US Soccer has announced agreements which will reportedly achieve equal pay between the men’s and women’s national teams.

US Soccer said the first-of-their-kind agreements with the Women's National Team Players Association (USWNTPA) and the United States National Soccer Team Players Association (USNSTPA) will run until 2028.

The organisation said these will achieve equal pay through identical economic terms.

The collective bargaining agreements will pool and share a portion of prize money paid for the teams’ participation in the 2022 Men’s World Cup and the 2023 Women’s World Cup.

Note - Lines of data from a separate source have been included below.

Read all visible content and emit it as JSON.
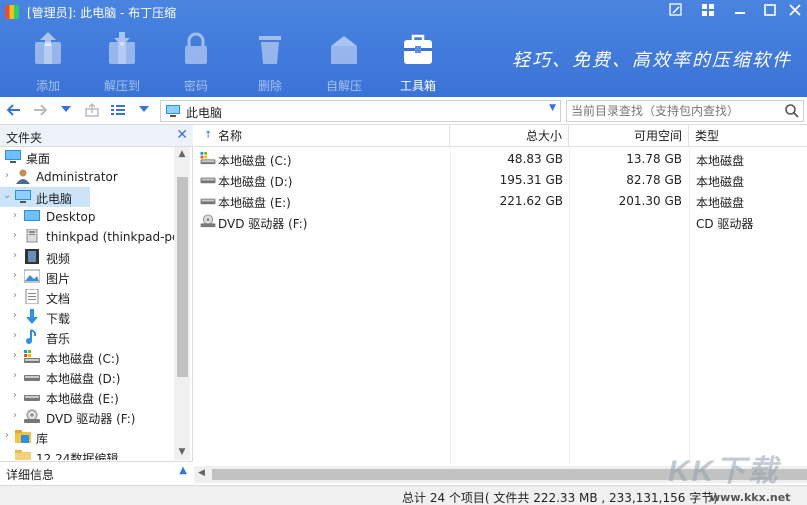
{
  "window": {
    "title": "[管理员]: 此电脑 - 布丁压缩",
    "buttons": [
      "edit",
      "settings",
      "minimize",
      "close"
    ]
  },
  "toolbar": {
    "add": "添加",
    "extract": "解压到",
    "password": "密码",
    "delete": "删除",
    "sfx": "自解压",
    "tools": "工具箱",
    "slogan": "轻巧、免费、高效率的压缩软件"
  },
  "nav": {
    "address": "此电脑",
    "search_placeholder": "当前目录查找（支持包内查找）"
  },
  "sidebar": {
    "header": "文件夹",
    "items": [
      {
        "label": "桌面",
        "icon": "desktop-icon"
      },
      {
        "label": "Administrator",
        "icon": "user-icon"
      },
      {
        "label": "此电脑",
        "icon": "computer-icon"
      },
      {
        "label": "Desktop",
        "icon": "desktop-icon"
      },
      {
        "label": "thinkpad (thinkpad-pc",
        "icon": "network-icon"
      },
      {
        "label": "视频",
        "icon": "video-icon"
      },
      {
        "label": "图片",
        "icon": "picture-icon"
      },
      {
        "label": "文档",
        "icon": "document-icon"
      },
      {
        "label": "下载",
        "icon": "download-icon"
      },
      {
        "label": "音乐",
        "icon": "music-icon"
      },
      {
        "label": "本地磁盘 (C:)",
        "icon": "drive-icon"
      },
      {
        "label": "本地磁盘 (D:)",
        "icon": "drive-icon"
      },
      {
        "label": "本地磁盘 (E:)",
        "icon": "drive-icon"
      },
      {
        "label": "DVD 驱动器 (F:)",
        "icon": "dvd-icon"
      },
      {
        "label": "库",
        "icon": "library-icon"
      },
      {
        "label": "12.24数据编辑",
        "icon": "folder-icon"
      }
    ],
    "detail": "详细信息"
  },
  "list": {
    "columns": [
      "名称",
      "总大小",
      "可用空间",
      "类型"
    ],
    "rows": [
      {
        "name": "本地磁盘 (C:)",
        "total": "48.83 GB",
        "free": "13.78 GB",
        "type": "本地磁盘"
      },
      {
        "name": "本地磁盘 (D:)",
        "total": "195.31 GB",
        "free": "82.78 GB",
        "type": "本地磁盘"
      },
      {
        "name": "本地磁盘 (E:)",
        "total": "221.62 GB",
        "free": "201.30 GB",
        "type": "本地磁盘"
      },
      {
        "name": "DVD 驱动器 (F:)",
        "total": "",
        "free": "",
        "type": "CD 驱动器"
      }
    ]
  },
  "status": {
    "text": "总计 24 个项目( 文件共 222.33 MB , 233,131,156 字节)"
  },
  "watermark": {
    "logo": "KK下载",
    "url": "www.kkx.net"
  },
  "colors": {
    "toolbar_bg": "#3a73d6",
    "accent": "#3a73d6",
    "selection": "#cce4f7"
  }
}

Players will be paid an equal percentage of the collective prize money paid by FIFA for the teams’ participation and performance in their respective World Cups, which will be mirrored for the 2026 and 2027 FIFA World Cup tournaments.

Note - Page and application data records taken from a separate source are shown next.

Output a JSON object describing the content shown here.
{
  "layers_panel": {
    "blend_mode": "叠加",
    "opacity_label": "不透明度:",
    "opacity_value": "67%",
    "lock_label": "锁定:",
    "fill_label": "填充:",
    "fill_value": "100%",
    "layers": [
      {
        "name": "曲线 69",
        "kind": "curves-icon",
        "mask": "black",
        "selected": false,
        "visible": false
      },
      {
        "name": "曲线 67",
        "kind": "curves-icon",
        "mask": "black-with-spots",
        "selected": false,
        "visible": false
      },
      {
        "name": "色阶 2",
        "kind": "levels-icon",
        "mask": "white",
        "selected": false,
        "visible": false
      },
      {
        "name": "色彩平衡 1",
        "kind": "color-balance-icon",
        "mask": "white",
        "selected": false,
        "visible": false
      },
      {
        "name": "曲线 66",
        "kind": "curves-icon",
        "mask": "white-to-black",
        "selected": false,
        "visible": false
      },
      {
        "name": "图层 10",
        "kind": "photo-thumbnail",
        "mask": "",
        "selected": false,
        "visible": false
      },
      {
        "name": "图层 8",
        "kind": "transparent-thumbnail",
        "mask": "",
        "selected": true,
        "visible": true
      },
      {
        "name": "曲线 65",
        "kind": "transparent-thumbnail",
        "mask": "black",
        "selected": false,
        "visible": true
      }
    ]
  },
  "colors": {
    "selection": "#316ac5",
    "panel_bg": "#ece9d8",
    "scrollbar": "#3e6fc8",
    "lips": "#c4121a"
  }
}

National team players will earn identical appearance frees and bonuses for matches.

Women’s national team players will no longer receive guaranteed salaries as part of the agreements, while those who play in the National Women's Soccer League will no longer have their salaries paid by US Soccer.

US Soccer said it will also share a portion of its broadcast, partner and sponsorship revenue with an equal split between the two national teams, which is hoped will provide additional encouragement to work together to grow the sport.

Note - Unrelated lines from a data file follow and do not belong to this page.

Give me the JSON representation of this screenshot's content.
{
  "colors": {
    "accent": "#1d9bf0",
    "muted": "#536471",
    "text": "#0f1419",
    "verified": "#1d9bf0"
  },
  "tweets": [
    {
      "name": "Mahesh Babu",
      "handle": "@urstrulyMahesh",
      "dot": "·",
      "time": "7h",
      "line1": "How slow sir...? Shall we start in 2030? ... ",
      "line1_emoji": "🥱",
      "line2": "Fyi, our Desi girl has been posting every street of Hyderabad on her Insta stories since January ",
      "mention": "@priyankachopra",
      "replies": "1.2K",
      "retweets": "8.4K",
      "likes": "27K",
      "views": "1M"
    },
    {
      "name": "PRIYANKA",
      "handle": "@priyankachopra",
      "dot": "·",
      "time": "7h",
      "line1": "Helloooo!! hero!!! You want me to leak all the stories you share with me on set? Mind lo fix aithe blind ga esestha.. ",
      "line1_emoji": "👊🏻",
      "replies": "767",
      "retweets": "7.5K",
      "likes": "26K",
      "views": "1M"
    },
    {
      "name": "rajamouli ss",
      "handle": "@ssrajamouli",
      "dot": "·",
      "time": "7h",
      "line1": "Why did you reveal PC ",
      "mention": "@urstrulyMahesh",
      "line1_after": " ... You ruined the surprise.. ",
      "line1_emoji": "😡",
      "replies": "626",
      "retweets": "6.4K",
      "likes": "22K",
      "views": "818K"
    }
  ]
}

The agreements come after the conclusion of a long-running legal battle between US Soccer and the women’s national team.

A settlement of $24 million (£18.4 million/€22 million) plus bonuses was reached in February, which sought to end the six-year dispute over alleged wage discrimination.

The settlement included the players splitting $22 million (£16.9 million/€20.2 million) - around one-third of what they sought in damages - and a $2 million (£1.5 million/€1.8 million) fund to aid athletes in their post-playing careers.

One of the biggest obstacles had been the distribution of FIFA prize money between the two teams, for which US Soccer has blamed the huge difference in pay between the men's national team and the women's national team.

An estimated total of $400 million (£307 million/€367 million) was split between the 32 teams that competed at the previous edition of the men’s World Cup in 2018.

In contrast, the 24 women's teams in the 2019 World Cup received around $30 million (£23 million/€27 million) - 7.5 per cent of the figure the men’s teams received.

US Soccer said the agreements were a "necessary and critical step to resolution".

"These agreements have changed the game forever here in the United States and have the potential to change the game around the world," said Cindy Parlow Cone, US Soccer President.

"US Soccer and the USWNT and USMNT players have reset their relationship with these new agreements and are leading us forward to an incredibly exciting new phase of mutual growth and collaboration as we continue our mission to become the preeminent sport in the United States.

"I am grateful for the commitment and collaboration of both the men’s and women’s national teams and I am incredibly proud of the hard work that has led to this moment.

"Everyone who cares about our sport should share in this pride as we look forward to working together to grow soccer for generations to come."

Alex Morgan, who was among the players to have taken legal action, said agreement was a "historic moment" for the women’s national team and was "so proud of all the work put in to make this happen."

US Soccer will provide childcare benefits to men’s national team players, as it has for the women’s team for more than 25 years.

Equality of venues, hotel accommodation, staff and charter flights are also included in the agreements.